Wanted: A designer that can design and write code? Really?
- Sep 24th, 2015
- 45 Comments
In this modern age of the internet, website design and social media, I am what some people might call an ‘old skool’ designer. I’m probably not quite as cool as some designers, and certainly not as young. When I started out at college our main tools weren’t a mouse, a keyboard and a computer. Our tools were markers, scalpels and cutting mats.
In the IT room, there were these space age, beige coloured boxes with keyboards as thick as scooby snacks that we were occasionally allowed to sit in front of and wonder what to do with. They were called Macintosh computers and the software on them was called Photoshop and Pagemaker. To be honest, I don’t think even the lecturers knew what to do with them. A middle aged lecturer (probably my age now and even more old skool than I) was assigned the task of learning how to use these things and then teaching us.
Soon enough we were carted off back to our studio where in between sketching rude caricatures of each other, we might actually get some designs down on paper based on the latest Neville Brody typography. This was in 1990, fast forward 25 years and several jobs in back street print shops, ad agencies and design houses and we arrive at a different world entirely. This new world has the internet.
Now, I know you have to move with the times, so at this time I realised along with the rest of the world that websites were the way forward. By now I knew how to design, how to focus on the project at hand, the target market, typography, colour blah, blah, blah. But how the hell do you actually produce a website? Apparently it is through something called code. And so begins the awkward relationship between designer and coder, because let’s face it, the designer can’t code and the coder can’t design. And each thinks the others profession is beneath them, right? I don’t have enough fingers and toes to count the amount of times I have become frustrated with a website developer that has either ignored or doesn’t understand the instructions that have been given to them by myself or a colleague. Or perhaps they simply chose to do it their way because they think they can design better (good design is subjective after all). Either way, it was never a happy marriage.
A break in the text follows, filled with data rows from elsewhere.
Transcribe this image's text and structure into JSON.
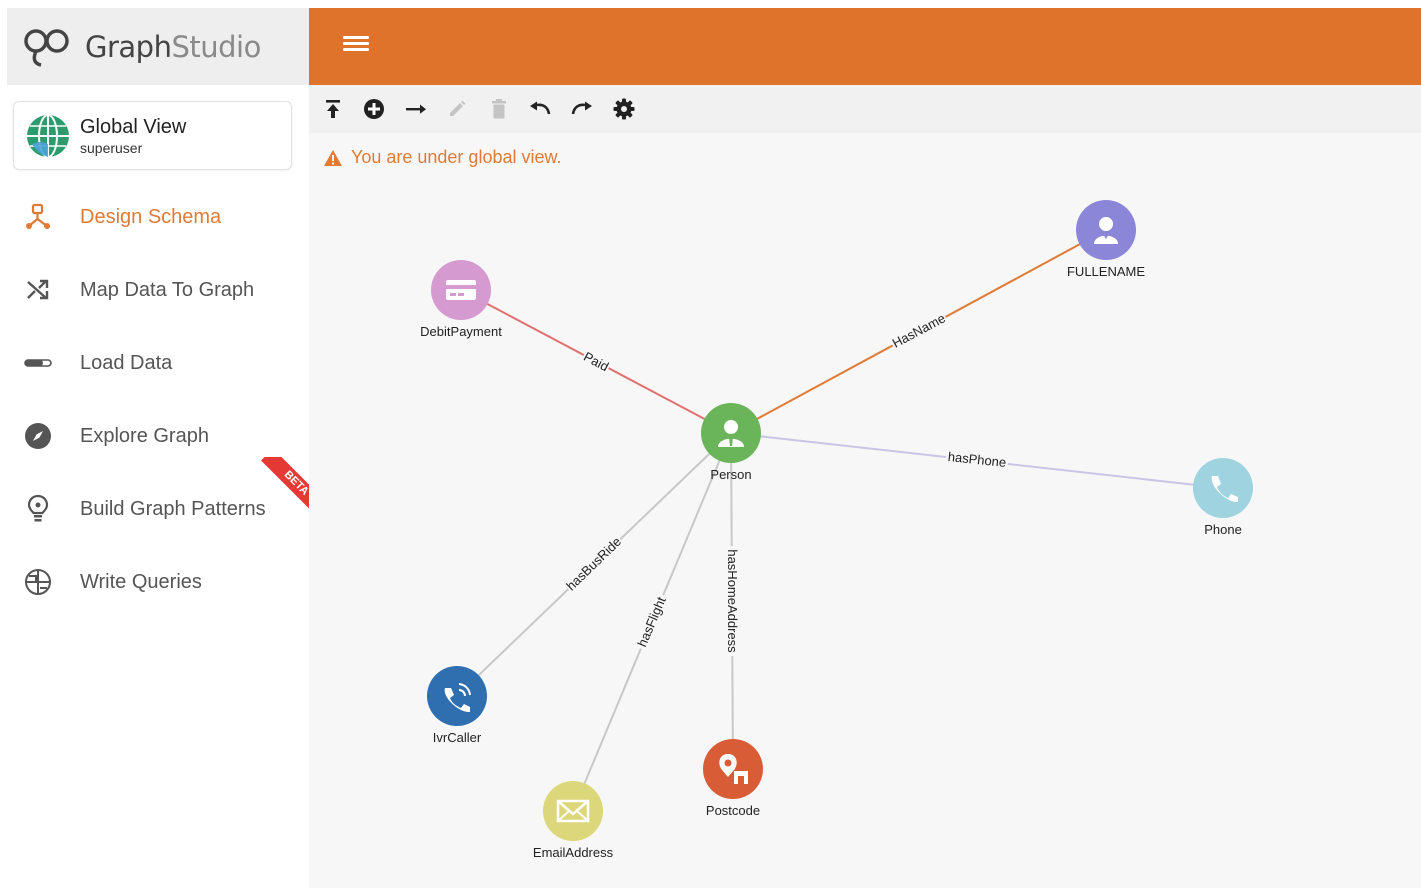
{
  "app": {
    "logo_bold": "Graph",
    "logo_light": "Studio"
  },
  "workspace": {
    "title": "Global View",
    "subtitle": "superuser"
  },
  "nav": {
    "items": [
      {
        "label": "Design Schema"
      },
      {
        "label": "Map Data To Graph"
      },
      {
        "label": "Load Data"
      },
      {
        "label": "Explore Graph"
      },
      {
        "label": "Build Graph Patterns",
        "badge": "BETA"
      },
      {
        "label": "Write Queries"
      }
    ]
  },
  "toolbar": {
    "icons": [
      "upload-icon",
      "add-vertex-icon",
      "add-edge-icon",
      "edit-icon",
      "delete-icon",
      "undo-icon",
      "redo-icon",
      "settings-icon"
    ]
  },
  "warning": {
    "text": "You are under global view."
  },
  "colors": {
    "accent": "#e0732c",
    "active": "#e07a34"
  },
  "graph": {
    "nodes": [
      {
        "id": "person",
        "label": "Person",
        "color": "#6ab45a",
        "icon": "person-icon"
      },
      {
        "id": "debit",
        "label": "DebitPayment",
        "color": "#d59bd0",
        "icon": "card-icon"
      },
      {
        "id": "fullname",
        "label": "FULLENAME",
        "color": "#8b86d8",
        "icon": "user-badge-icon"
      },
      {
        "id": "phone",
        "label": "Phone",
        "color": "#9fd3e0",
        "icon": "phone-icon"
      },
      {
        "id": "ivr",
        "label": "IvrCaller",
        "color": "#2f6fb0",
        "icon": "phone-call-icon"
      },
      {
        "id": "email",
        "label": "EmailAddress",
        "color": "#dcd77a",
        "icon": "mail-icon"
      },
      {
        "id": "postcode",
        "label": "Postcode",
        "color": "#d85c36",
        "icon": "location-icon"
      }
    ],
    "edges": [
      {
        "from": "debit",
        "to": "person",
        "label": "Paid",
        "color": "#e07070"
      },
      {
        "from": "person",
        "to": "fullname",
        "label": "HasName",
        "color": "#e07a34"
      },
      {
        "from": "person",
        "to": "phone",
        "label": "hasPhone",
        "color": "#c9c6e4"
      },
      {
        "from": "person",
        "to": "ivr",
        "label": "hasBusRide",
        "color": "#c8c8c8"
      },
      {
        "from": "person",
        "to": "email",
        "label": "hasFlight",
        "color": "#c8c8c8"
      },
      {
        "from": "person",
        "to": "postcode",
        "label": "hasHomeAddress",
        "color": "#c8c8c8"
      }
    ]
  }
}
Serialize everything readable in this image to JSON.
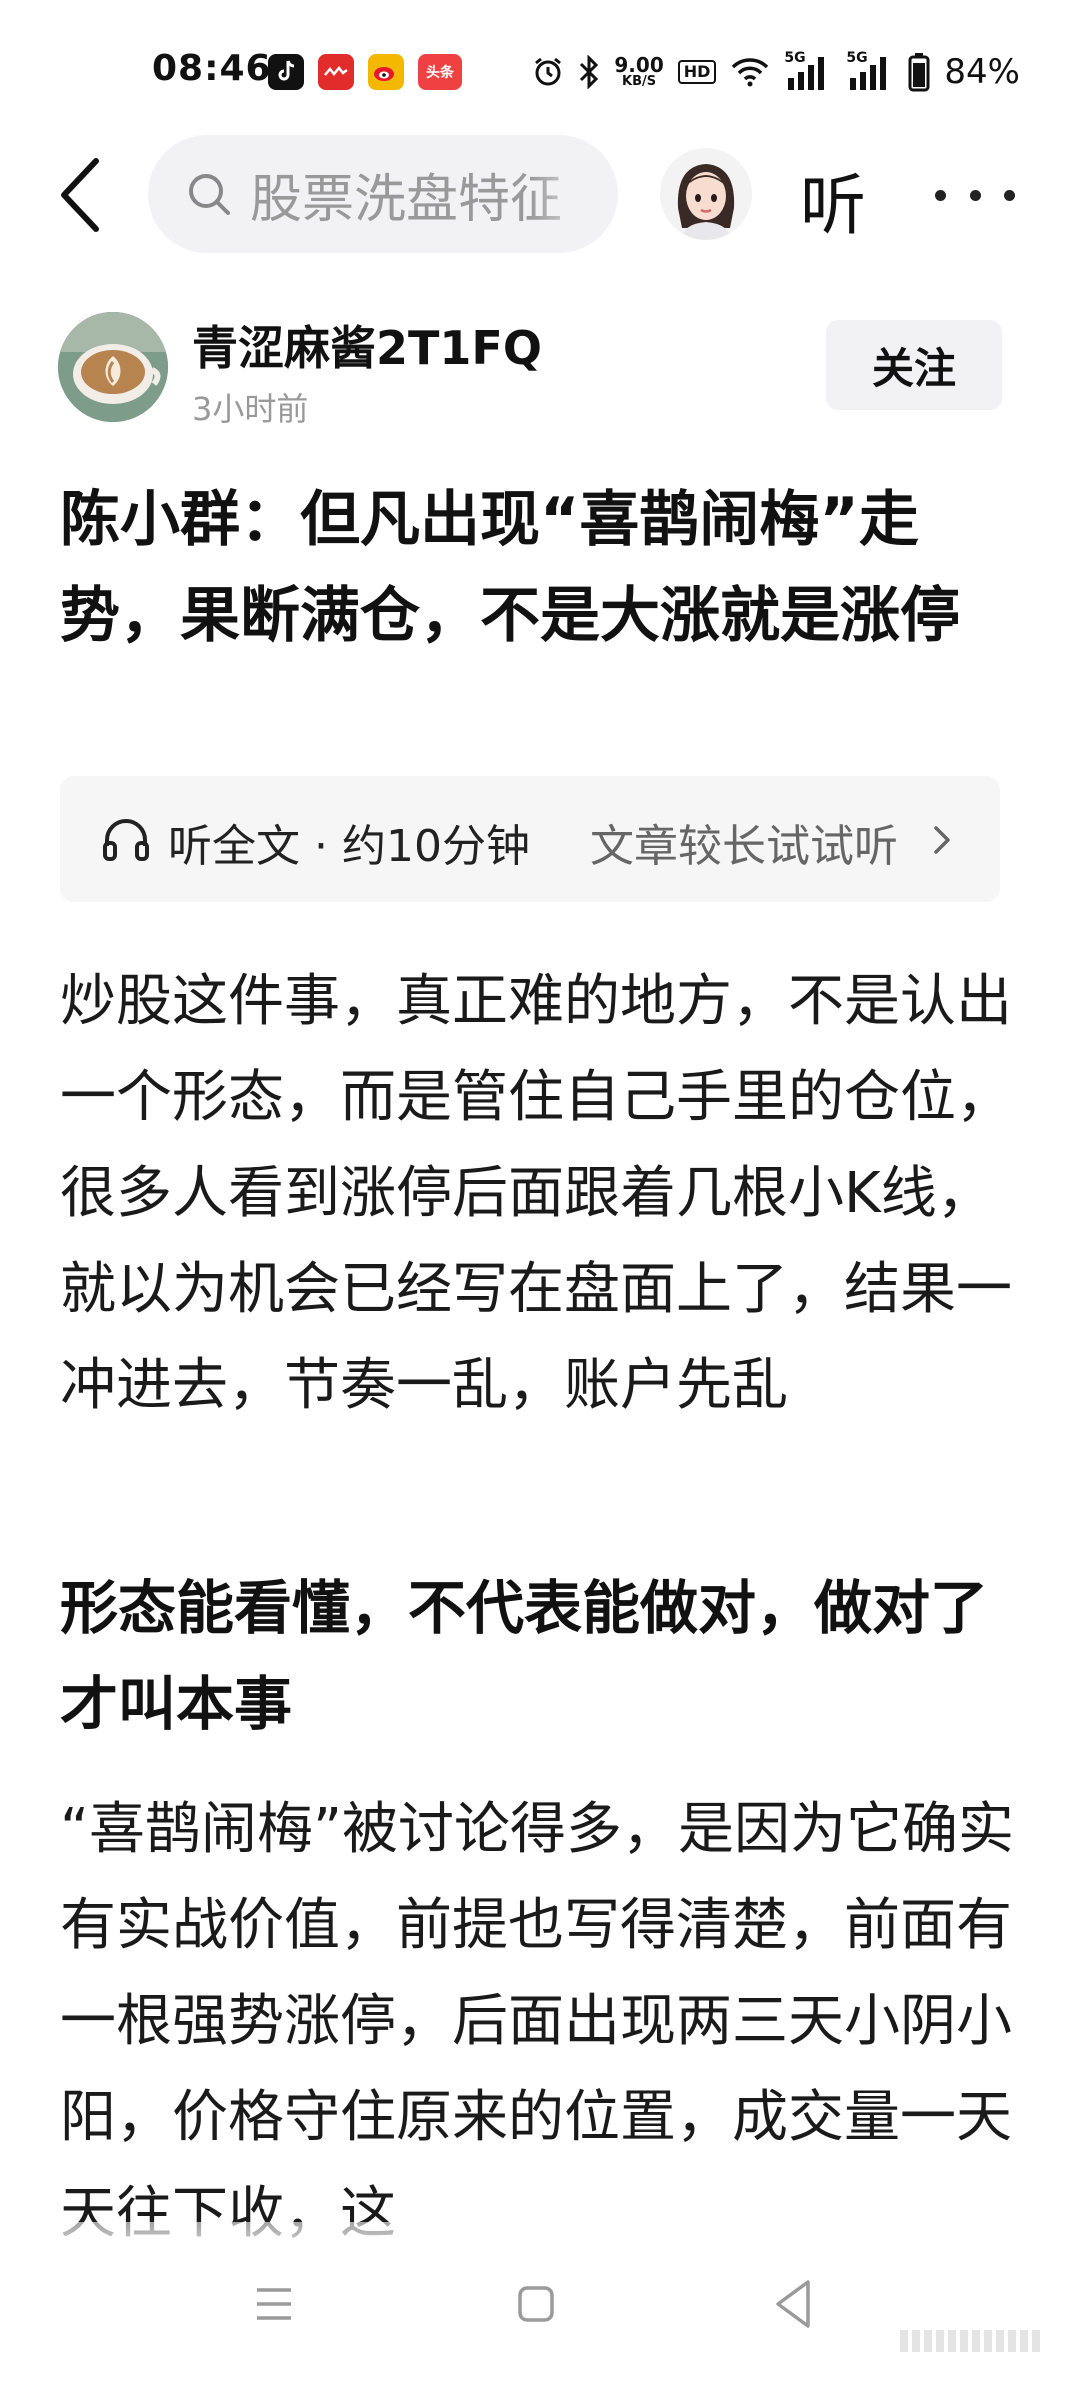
{
  "status_bar": {
    "time": "08:46",
    "net_speed_value": "9.00",
    "net_speed_unit": "KB/S",
    "hd_label": "HD",
    "network_label_1": "5G",
    "network_label_2": "5G",
    "battery": "84%",
    "toutiao_label": "头条",
    "icons": [
      "tiktok-icon",
      "red-app-icon",
      "weibo-icon",
      "toutiao-icon",
      "alarm-icon",
      "bluetooth-icon",
      "wifi-icon",
      "signal-icon",
      "signal-icon",
      "battery-icon"
    ]
  },
  "nav": {
    "search_text": "股票洗盘特征",
    "listen_label": "听"
  },
  "author": {
    "name": "青涩麻酱2T1FQ",
    "time": "3小时前",
    "follow_label": "关注"
  },
  "article": {
    "title": "陈小群：但凡出现“喜鹊闹梅”走势，果断满仓，不是大涨就是涨停",
    "listen_full": "听全文 · 约10分钟",
    "try_listen": "文章较长试试听",
    "paragraph1": "炒股这件事，真正难的地方，不是认出一个形态，而是管住自己手里的仓位，很多人看到涨停后面跟着几根小K线，就以为机会已经写在盘面上了，结果一冲进去，节奏一乱，账户先乱",
    "subheading": "形态能看懂，不代表能做对，做对了才叫本事",
    "paragraph2": "“喜鹊闹梅”被讨论得多，是因为它确实有实战价值，前提也写得清楚，前面有一根强势涨停，后面出现两三天小阴小阳，价格守住原来的位置，成交量一天天往下收，这"
  },
  "colors": {
    "search_bg": "#f2f2f4",
    "follow_bg": "#f2f2f4",
    "listen_bar_bg": "#f6f6f7",
    "secondary_text": "#999999"
  }
}
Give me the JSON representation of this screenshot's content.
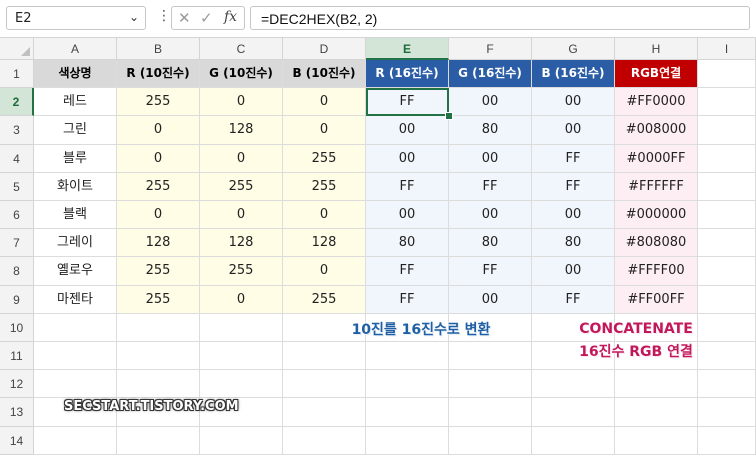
{
  "formula_bar": {
    "name_box": "E2",
    "name_box_icon": "chevron-down-icon",
    "more_icon": "vertical-dots-icon",
    "cancel_icon": "close-icon",
    "enter_icon": "check-icon",
    "fx_label": "fx",
    "formula": "=DEC2HEX(B2, 2)"
  },
  "columns": [
    "A",
    "B",
    "C",
    "D",
    "E",
    "F",
    "G",
    "H",
    "I"
  ],
  "selected_column": "E",
  "rows": [
    "1",
    "2",
    "3",
    "4",
    "5",
    "6",
    "7",
    "8",
    "9",
    "10",
    "11",
    "12",
    "13",
    "14"
  ],
  "selected_row": "2",
  "table": {
    "headers": [
      "색상명",
      "R (10진수)",
      "G (10진수)",
      "B (10진수)",
      "R (16진수)",
      "G (16진수)",
      "B (16진수)",
      "RGB연결"
    ],
    "data": [
      [
        "레드",
        "255",
        "0",
        "0",
        "FF",
        "00",
        "00",
        "#FF0000"
      ],
      [
        "그린",
        "0",
        "128",
        "0",
        "00",
        "80",
        "00",
        "#008000"
      ],
      [
        "블루",
        "0",
        "0",
        "255",
        "00",
        "00",
        "FF",
        "#0000FF"
      ],
      [
        "화이트",
        "255",
        "255",
        "255",
        "FF",
        "FF",
        "FF",
        "#FFFFFF"
      ],
      [
        "블랙",
        "0",
        "0",
        "0",
        "00",
        "00",
        "00",
        "#000000"
      ],
      [
        "그레이",
        "128",
        "128",
        "128",
        "80",
        "80",
        "80",
        "#808080"
      ],
      [
        "옐로우",
        "255",
        "255",
        "0",
        "FF",
        "FF",
        "00",
        "#FFFF00"
      ],
      [
        "마젠타",
        "255",
        "0",
        "255",
        "FF",
        "00",
        "FF",
        "#FF00FF"
      ]
    ]
  },
  "annotations": {
    "hex_note": "10진를 16진수로 변환",
    "concat_line1": "CONCATENATE",
    "concat_line2": "16진수 RGB 연결"
  },
  "watermark": "SECSTART.TISTORY.COM",
  "colors": {
    "header_gray": "#d9d9d9",
    "header_blue": "#2a5da6",
    "header_red": "#c00000",
    "decimal_fill": "#fffde6",
    "hex_fill": "#f1f6fc",
    "rgb_fill": "#fdeef3",
    "selection": "#217346"
  }
}
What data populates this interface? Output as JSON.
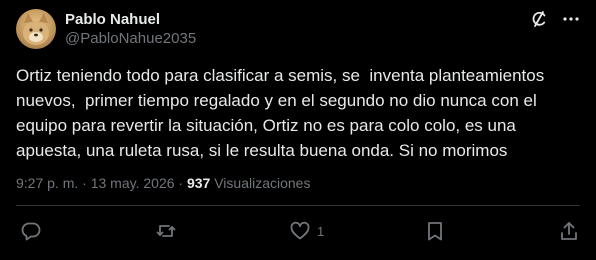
{
  "author": {
    "display_name": "Pablo Nahuel",
    "handle": "@PabloNahue2035"
  },
  "post": {
    "text": "Ortiz teniendo todo para clasificar a semis, se  inventa planteamientos\nnuevos,  primer tiempo regalado y en el segundo no dio nunca con el\nequipo para revertir la situación, Ortiz no es para colo colo, es una\napuesta, una ruleta rusa, si le resulta buena onda. Si no morimos",
    "time": "9:27 p. m.",
    "separator": " · ",
    "date": "13 may. 2026",
    "views_count": "937",
    "views_label": "Visualizaciones"
  },
  "actions": {
    "like_count": "1"
  },
  "icons": {
    "top": [
      "grok-icon",
      "more-options-icon"
    ],
    "actions": [
      "reply-icon",
      "repost-icon",
      "like-icon",
      "bookmark-icon",
      "share-icon"
    ]
  },
  "colors": {
    "background": "#000000",
    "text_primary": "#e7e9ea",
    "text_secondary": "#71767b",
    "divider": "#2f3336"
  }
}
Perhaps the answer to this unhappy marriage is to learn code? Some designers have been able to do this, and I am sure that these days most graduate designers arrive in the working world with at least some knowledge of HTML and CSS. Trouble is, it takes time, and when you’re a freelance designer time isn’t something you have a huge amount of. Or if you do have time, this means you have little work on and so little money to pay somebody to teach you. Then, slowly, something began to happen.
I’m not sure if this was conscious or just software developers just playing around with stuff. Nearly all my working life I had software such as Photoshop, Illustrator, Quark and then InDesign. But never anything to build websites. I discovered fleetingly Dreamweaver, Flash and then WordPress. Another 10 years on and abundance of online website builders appeared, jostling for position for the business of people who wanted to build their own sites. Most recently, and for me the most functional for my needs at the moment, Adobe Muse has appeared alongside it’s trusted contemporaries Photoshop and Illustrator. So do I really need to learn code?
I have used some of the above tools to create several websites from scratch on my own – no developer, no code, no frustrations. On the whole, the clients have been happy, the jobs have been quick and I have made a living without selling out my design soul. I’ve cut out the middle man (nothing personal, it’s business) which has saved time, money and a little bit of friction along the way. I know the way I now design and build my websites has some limits, but so far I haven’t had too many issues that I couldn’t solve – perhaps my type of customer just doesn’t need a website with all the knobs and whistles a ‘back end’ developer can provide. And if a customer like that comes along I’m sure my renewed relationship with coders will be all the better for our little break.
Maybe the answer is designers stick to design, coders stick to code. I’m wondering if this is what has happened, evolution. Have developers turned their attention to creating better software for the likes of me to use? Is it all an attempt by website developers to get rid of those arty farty types? And how far can such software go? At current rates the sky is the limit as far as I can see and the shackles of limitation I currently have in building websites are slowly loosening. Thanks to the tremendous work of coders and developers I can more or less place my layout how I like. My sites look good and work well, they are reasonably responsive on all devices, and I can create movement and add interest. Now my biggest headache is actually getting the work in the first place, but that’s a whole other story…
So, do I really need to learn to write code?